Use the following tutorials to learn more about how to locate articles in journal and other periodical sources.
A peer reviewed journal article is an article that has been reviewed and chosen for publication by the author's professional peers. These peers are scholars in the field, who sit on the editorial board of a journal which is usually published by a professional organization or a university press. Peer reviewed articles can also be known as scholarly or refereed articles.
BrowZine is an app that allows you to browse, read, and monitor many of the library's scholarly journals in a "newsstand" format:
Google Scholar is another tool that can be used to help you research. It is a way to search for material such as articles in scholarly journals, dissertations, books, abstracts, court opinions, technical reports, patents and many other document types. You still need to evaluate the sources you find in Google Scholar because not everything is scholarly material. If used on-campus, Google Scholar will provide you with links to articles available through the library's subscription article databases. You can use the same search techniques with Google Scholar as you would when searching an article database.
Need to locate an online version of an article for which you already have the citation? Try the library's
1. For off-campus access, enter your Campus ID and Password at the prompt.
2. Use the Advanced Search option within the database you are using to achieve the best results.
3. Keep your search terms brief and concise.
4. Check your spelling. Library databases do not correct spelling errors.
5. If your first set of search terms doesn't retrieve any results, try using synonyms or alternate terms that describe your topic.
6. You can search for different forms of a word (different word endings of the same word), by typing the first few letters followed by an asterisk. Example:
7. Use double quotation marks around two or more words to search as a phrase. Example:
8. Use the connecting words AND and OR to narrow or broaden your search. Examples:
9. You can create more complex searches by using the words AND and OR in combination with parentheses. Example:
10. If don’t see a full-text link (HTML full text or PDF), try clicking on the
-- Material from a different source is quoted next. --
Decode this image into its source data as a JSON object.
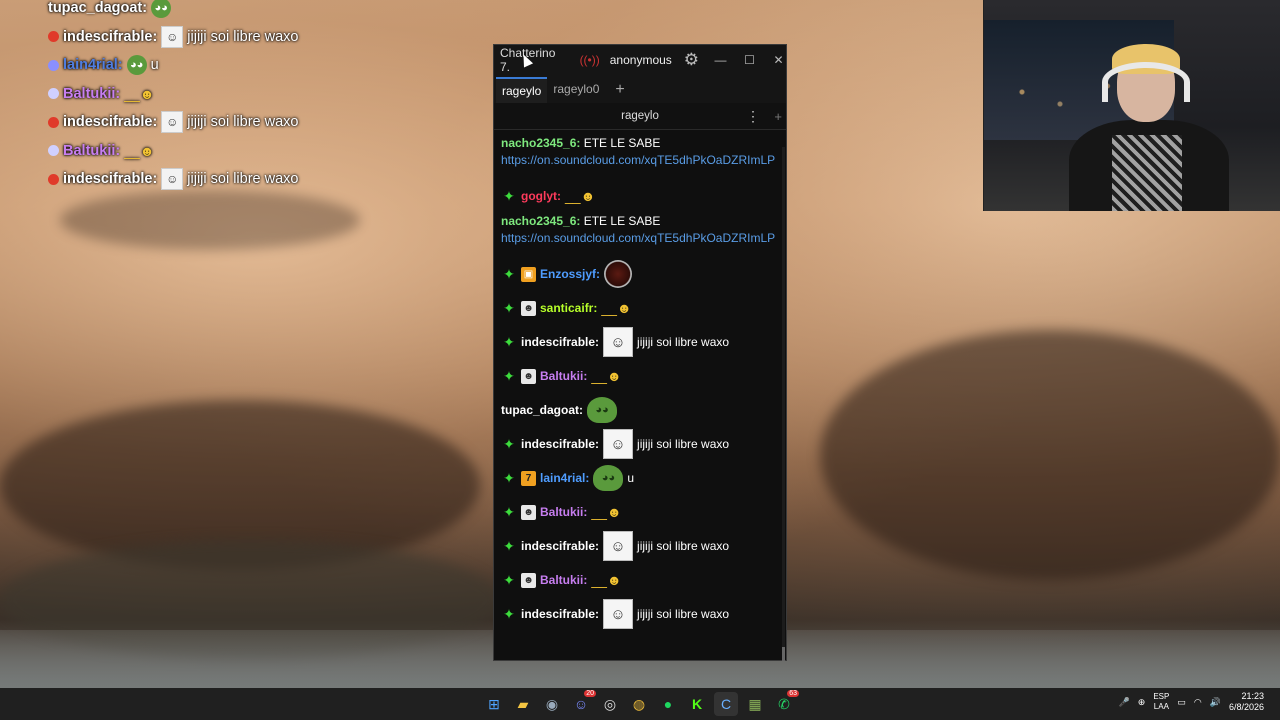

button to determine whether the article you need is available full-text in another database. If it is, the Find-It service will direct you to the article.